Dr Loftus and colleagues from Minnesota previously reported that the prevalence of Crohn's disease and ulcerative colitis in Olmsted County, Minnesota, had risen between 1940 and 1993.
The doctors sought to update the incidence and prevalence of these conditions in there region through 2000.
The team used the Rochester Epidemiology Project, which allows population-based studies of disease in county residents.
Crohn's disease and ulcerative colitis were defined by previously used criteria.
The team identified county residents newly diagnosed between 1990 and 2000 as incidence cases.
|Since 1991, the prevalence of Crohn's increased by 31%|
|Inflammatory Bowel Diseases|
Prevalence cases were identified as persons with these conditions alive and residing in the county in 2001.
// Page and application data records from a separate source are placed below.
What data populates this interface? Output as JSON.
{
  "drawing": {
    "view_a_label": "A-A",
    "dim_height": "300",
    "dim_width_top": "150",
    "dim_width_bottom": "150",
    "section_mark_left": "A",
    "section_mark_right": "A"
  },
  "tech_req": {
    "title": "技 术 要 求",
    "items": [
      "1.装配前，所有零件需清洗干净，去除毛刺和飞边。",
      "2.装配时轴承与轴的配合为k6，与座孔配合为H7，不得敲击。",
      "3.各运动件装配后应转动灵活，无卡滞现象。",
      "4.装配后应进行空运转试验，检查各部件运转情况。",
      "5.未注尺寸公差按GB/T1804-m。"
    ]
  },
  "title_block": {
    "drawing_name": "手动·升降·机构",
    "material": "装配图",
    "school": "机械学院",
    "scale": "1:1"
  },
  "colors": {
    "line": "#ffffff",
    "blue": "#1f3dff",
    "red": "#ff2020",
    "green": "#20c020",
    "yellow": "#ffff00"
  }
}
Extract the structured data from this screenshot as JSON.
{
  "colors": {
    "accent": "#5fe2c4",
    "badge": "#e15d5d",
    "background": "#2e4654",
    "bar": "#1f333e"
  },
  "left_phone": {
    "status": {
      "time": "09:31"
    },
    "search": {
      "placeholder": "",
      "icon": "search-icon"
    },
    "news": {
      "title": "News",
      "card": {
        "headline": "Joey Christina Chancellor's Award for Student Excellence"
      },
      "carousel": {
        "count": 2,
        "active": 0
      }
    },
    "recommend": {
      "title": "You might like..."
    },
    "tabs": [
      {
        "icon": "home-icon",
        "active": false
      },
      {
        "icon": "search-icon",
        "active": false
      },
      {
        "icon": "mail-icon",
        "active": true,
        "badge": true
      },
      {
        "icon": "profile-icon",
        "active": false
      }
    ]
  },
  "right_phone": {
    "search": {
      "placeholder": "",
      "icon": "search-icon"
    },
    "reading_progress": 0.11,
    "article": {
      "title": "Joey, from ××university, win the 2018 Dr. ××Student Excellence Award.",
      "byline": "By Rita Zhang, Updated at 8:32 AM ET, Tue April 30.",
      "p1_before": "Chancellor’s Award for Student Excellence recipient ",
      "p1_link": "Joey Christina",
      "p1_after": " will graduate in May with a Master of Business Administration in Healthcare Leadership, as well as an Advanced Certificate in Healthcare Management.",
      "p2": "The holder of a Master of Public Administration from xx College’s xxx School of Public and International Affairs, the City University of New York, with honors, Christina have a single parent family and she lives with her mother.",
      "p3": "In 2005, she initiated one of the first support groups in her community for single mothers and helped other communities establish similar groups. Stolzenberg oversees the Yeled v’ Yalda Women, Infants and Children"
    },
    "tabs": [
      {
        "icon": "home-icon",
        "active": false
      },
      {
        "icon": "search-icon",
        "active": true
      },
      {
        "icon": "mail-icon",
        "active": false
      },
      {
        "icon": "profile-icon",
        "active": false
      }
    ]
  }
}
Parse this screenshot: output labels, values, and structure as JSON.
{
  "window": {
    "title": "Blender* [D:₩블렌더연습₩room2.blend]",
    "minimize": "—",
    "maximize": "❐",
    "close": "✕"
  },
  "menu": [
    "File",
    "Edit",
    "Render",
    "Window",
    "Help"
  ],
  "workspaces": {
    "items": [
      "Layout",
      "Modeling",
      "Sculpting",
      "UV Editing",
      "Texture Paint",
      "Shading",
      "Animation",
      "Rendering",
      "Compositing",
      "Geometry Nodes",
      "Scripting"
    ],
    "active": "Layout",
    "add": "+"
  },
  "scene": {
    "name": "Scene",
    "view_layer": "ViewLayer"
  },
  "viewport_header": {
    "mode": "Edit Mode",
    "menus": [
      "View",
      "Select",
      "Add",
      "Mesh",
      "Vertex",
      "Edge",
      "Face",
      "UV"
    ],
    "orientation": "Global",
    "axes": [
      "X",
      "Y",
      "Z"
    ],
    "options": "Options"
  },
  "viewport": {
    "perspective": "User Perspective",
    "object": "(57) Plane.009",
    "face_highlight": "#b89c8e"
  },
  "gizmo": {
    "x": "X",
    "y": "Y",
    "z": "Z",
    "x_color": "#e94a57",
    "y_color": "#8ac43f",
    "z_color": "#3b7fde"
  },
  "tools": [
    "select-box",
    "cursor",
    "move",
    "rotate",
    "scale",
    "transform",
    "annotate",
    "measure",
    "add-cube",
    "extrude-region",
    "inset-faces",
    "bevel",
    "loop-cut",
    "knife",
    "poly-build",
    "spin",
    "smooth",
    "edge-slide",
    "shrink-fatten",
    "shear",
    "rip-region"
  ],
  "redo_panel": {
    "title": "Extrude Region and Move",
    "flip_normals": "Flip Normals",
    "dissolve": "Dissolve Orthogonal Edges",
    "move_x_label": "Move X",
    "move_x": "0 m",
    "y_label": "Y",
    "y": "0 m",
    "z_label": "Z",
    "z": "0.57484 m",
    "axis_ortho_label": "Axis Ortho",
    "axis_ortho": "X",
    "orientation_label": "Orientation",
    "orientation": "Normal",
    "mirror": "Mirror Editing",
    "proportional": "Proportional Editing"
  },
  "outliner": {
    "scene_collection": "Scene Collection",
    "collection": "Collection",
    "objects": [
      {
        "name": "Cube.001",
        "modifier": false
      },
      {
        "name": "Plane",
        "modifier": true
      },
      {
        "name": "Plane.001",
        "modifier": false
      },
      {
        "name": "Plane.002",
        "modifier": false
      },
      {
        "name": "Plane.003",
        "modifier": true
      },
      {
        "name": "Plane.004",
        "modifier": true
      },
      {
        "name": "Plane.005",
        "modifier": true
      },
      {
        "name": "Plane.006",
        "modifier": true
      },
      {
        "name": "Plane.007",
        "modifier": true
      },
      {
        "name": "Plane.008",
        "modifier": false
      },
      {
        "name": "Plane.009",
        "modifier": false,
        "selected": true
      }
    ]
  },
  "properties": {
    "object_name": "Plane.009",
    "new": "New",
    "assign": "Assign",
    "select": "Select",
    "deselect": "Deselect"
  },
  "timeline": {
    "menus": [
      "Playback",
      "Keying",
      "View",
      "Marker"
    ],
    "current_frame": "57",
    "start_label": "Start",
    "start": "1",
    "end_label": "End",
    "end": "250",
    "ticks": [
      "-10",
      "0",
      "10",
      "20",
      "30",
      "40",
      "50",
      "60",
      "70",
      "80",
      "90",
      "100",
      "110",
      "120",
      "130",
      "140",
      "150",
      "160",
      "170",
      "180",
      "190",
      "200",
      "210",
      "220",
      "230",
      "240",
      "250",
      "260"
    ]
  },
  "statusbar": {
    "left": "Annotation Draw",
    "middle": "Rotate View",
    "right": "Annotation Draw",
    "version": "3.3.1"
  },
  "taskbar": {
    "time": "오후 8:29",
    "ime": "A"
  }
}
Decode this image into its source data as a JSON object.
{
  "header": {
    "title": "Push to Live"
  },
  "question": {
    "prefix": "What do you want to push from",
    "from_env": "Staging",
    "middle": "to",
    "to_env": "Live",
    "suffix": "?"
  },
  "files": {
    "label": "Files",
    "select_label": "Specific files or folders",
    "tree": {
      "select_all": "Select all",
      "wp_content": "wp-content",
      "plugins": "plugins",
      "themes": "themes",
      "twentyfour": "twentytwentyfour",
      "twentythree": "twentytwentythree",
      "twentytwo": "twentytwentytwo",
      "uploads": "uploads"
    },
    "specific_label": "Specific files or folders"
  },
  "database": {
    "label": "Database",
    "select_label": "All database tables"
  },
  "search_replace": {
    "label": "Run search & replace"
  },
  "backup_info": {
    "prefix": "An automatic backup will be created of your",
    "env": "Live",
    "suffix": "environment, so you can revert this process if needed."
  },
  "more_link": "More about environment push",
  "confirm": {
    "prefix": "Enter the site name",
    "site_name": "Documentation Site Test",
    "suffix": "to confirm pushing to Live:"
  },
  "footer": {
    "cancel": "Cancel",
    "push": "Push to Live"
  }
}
All rates were adjusted to 2000 US Census figures for whites.
The researchers found that from 1990 to 2000 the adjusted annual incidence rates for ulcerative colitis were 9 cases per 100,000.
The annual incidence rates for Crohn's disease were 8 per 100,000.
The team of doctors noted that these rates were not significantly different from rates observed between 1970 and 1979.
The doctors found that in 2001, there were 220 residents with Crohn's disease, for an adjusted prevalence of 174 per 100,000.
In 2001, there were 269 residents with ulcerative colitis, for an adjusted prevalence of 214 per 100,000.
Dr Loftus' team concludes, “Although incidence rates of Crohn's disease and ulcerative colitis increased after 1940, they have remained stable over the past 30 years.”
“Since 1991 the prevalence of ulcerative colitis decreased by 7%, and the prevalence of Crohn's disease increased by 31%.”
“Extrapolating these figures to US Census data, there were about 1 million people with inflammatory bowel disease in the US in 2000.”